## Input for this task
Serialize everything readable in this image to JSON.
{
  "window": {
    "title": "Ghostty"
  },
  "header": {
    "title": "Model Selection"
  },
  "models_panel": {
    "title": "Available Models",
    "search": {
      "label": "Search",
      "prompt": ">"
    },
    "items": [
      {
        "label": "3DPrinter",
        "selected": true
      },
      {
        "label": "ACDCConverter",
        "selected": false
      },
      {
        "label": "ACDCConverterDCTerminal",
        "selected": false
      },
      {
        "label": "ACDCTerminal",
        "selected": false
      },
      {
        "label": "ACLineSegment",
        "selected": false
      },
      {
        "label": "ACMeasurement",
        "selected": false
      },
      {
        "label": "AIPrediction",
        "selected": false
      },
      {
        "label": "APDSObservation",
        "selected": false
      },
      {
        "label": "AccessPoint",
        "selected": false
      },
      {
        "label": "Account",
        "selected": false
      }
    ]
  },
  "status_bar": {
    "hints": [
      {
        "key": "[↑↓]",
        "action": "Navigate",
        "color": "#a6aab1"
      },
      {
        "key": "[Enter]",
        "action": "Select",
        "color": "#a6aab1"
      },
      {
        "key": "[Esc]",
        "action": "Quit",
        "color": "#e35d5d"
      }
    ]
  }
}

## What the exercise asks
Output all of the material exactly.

## Answer to this task
Serialize everything readable in this image to JSON.
{
  "window": {
    "title": "Ghostty"
  },
  "header": {
    "title": "Model Selection"
  },
  "models_panel": {
    "title": "Available Models",
    "search": {
      "label": "Search",
      "prompt": ">"
    },
    "items": [
      {
        "label": "3DPrinter",
        "selected": true
      },
      {
        "label": "ACDCConverter",
        "selected": false
      },
      {
        "label": "ACDCConverterDCTerminal",
        "selected": false
      },
      {
        "label": "ACDCTerminal",
        "selected": false
      },
      {
        "label": "ACLineSegment",
        "selected": false
      },
      {
        "label": "ACMeasurement",
        "selected": false
      },
      {
        "label": "AIPrediction",
        "selected": false
      },
      {
        "label": "APDSObservation",
        "selected": false
      },
      {
        "label": "AccessPoint",
        "selected": false
      },
      {
        "label": "Account",
        "selected": false
      }
    ]
  },
  "status_bar": {
    "hints": [
      {
        "key": "[↑↓]",
        "action": "Navigate",
        "color": "#a6aab1"
      },
      {
        "key": "[Enter]",
        "action": "Select",
        "color": "#a6aab1"
      },
      {
        "key": "[Esc]",
        "action": "Quit",
        "color": "#e35d5d"
      }
    ]
  }
}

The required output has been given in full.